BEGIN Data records

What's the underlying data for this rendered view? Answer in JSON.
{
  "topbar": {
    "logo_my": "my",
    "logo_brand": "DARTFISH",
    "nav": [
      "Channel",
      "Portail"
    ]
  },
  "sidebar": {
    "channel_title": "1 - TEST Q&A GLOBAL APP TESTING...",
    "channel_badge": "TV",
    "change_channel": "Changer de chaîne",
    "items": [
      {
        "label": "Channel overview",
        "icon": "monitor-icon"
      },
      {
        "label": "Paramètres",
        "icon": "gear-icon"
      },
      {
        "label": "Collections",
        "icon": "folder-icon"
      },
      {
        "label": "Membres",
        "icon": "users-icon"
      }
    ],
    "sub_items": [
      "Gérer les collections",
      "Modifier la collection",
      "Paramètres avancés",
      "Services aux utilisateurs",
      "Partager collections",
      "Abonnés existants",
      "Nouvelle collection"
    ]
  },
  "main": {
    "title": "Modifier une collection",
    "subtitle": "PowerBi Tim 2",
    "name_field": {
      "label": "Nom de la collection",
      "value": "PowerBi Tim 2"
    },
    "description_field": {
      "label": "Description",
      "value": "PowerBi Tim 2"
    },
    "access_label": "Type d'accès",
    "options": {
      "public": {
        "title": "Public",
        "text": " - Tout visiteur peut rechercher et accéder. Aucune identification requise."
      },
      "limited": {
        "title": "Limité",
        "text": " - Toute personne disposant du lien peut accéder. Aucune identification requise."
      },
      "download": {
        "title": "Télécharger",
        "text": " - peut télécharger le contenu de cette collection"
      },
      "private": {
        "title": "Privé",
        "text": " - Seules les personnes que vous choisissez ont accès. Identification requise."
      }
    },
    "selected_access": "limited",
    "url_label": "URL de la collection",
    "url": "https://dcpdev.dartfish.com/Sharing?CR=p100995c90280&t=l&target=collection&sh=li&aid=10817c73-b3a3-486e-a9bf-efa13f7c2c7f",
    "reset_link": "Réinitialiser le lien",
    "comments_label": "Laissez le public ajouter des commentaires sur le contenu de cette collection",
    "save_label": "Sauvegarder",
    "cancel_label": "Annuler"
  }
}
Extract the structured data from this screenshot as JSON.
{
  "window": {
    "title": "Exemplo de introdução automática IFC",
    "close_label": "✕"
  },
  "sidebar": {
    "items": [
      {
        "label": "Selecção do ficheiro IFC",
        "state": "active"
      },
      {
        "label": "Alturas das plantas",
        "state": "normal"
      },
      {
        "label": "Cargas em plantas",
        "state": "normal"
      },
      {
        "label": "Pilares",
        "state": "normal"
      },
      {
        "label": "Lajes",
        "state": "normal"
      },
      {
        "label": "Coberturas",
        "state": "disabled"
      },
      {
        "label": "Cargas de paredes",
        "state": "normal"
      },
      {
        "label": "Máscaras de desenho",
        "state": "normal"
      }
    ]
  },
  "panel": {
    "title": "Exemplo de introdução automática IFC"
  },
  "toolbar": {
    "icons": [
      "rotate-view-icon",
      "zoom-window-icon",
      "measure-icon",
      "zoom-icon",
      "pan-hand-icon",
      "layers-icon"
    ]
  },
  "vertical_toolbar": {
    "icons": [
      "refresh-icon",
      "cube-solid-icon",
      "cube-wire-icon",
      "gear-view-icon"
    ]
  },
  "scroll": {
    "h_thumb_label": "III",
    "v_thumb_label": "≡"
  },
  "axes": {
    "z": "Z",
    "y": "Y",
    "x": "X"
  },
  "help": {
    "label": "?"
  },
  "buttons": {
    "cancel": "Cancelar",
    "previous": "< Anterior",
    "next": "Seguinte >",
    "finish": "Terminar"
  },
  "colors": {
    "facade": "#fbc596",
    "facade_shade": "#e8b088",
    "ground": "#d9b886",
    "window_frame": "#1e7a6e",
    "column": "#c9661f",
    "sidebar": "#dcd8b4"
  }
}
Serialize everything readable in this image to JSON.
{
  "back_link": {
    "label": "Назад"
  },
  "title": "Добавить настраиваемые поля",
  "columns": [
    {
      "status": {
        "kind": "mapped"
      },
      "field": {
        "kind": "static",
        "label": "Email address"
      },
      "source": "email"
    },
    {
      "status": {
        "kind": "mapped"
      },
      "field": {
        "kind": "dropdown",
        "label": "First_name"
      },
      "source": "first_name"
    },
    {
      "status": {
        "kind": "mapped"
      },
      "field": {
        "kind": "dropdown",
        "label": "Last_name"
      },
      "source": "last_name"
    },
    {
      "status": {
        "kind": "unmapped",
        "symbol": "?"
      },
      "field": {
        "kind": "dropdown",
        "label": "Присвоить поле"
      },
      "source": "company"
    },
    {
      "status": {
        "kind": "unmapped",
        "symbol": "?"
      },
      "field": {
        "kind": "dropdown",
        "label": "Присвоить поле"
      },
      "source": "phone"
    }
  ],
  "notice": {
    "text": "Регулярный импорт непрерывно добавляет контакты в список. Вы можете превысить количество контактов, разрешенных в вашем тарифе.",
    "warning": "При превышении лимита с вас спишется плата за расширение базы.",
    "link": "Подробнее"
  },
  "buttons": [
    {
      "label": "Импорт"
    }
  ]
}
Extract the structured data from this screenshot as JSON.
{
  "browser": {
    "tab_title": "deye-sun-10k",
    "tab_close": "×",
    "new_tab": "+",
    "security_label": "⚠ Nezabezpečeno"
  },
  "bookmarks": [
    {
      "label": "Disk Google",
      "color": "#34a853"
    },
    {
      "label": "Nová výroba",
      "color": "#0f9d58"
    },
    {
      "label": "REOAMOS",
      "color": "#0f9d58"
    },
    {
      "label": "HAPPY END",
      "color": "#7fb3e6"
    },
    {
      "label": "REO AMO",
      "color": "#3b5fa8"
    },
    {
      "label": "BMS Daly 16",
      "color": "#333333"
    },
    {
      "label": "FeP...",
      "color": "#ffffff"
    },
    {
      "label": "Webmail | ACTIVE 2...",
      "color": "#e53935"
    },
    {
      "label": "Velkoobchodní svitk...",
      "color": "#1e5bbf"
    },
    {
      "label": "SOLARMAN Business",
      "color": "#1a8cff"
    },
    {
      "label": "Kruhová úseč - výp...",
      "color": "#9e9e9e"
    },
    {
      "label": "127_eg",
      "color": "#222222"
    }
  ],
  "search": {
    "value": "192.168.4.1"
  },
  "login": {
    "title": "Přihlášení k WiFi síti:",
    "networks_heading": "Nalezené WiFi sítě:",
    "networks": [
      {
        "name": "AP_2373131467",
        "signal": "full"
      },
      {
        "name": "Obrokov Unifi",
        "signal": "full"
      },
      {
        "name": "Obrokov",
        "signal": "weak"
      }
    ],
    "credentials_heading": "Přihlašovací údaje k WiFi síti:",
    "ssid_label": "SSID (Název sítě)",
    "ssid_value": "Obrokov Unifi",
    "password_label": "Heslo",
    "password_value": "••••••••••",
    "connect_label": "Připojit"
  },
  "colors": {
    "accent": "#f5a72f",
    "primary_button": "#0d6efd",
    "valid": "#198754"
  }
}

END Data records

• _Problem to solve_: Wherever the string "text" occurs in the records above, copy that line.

• _Solution for this exercise_:
        "text": " - Tout visiteur peut rechercher et accéder. Aucune identification requise."
        "text": " - Toute personne disposant du lien peut accéder. Aucune identification requise."
        "text": " - peut télécharger le contenu de cette collection"
        "text": " - Seules les personnes que vous choisissez ont accès. Identification requise."
    "text": "Регулярный импорт непрерывно добавляет контакты в список. Вы можете превысить количество контактов, разрешенных в вашем тарифе.",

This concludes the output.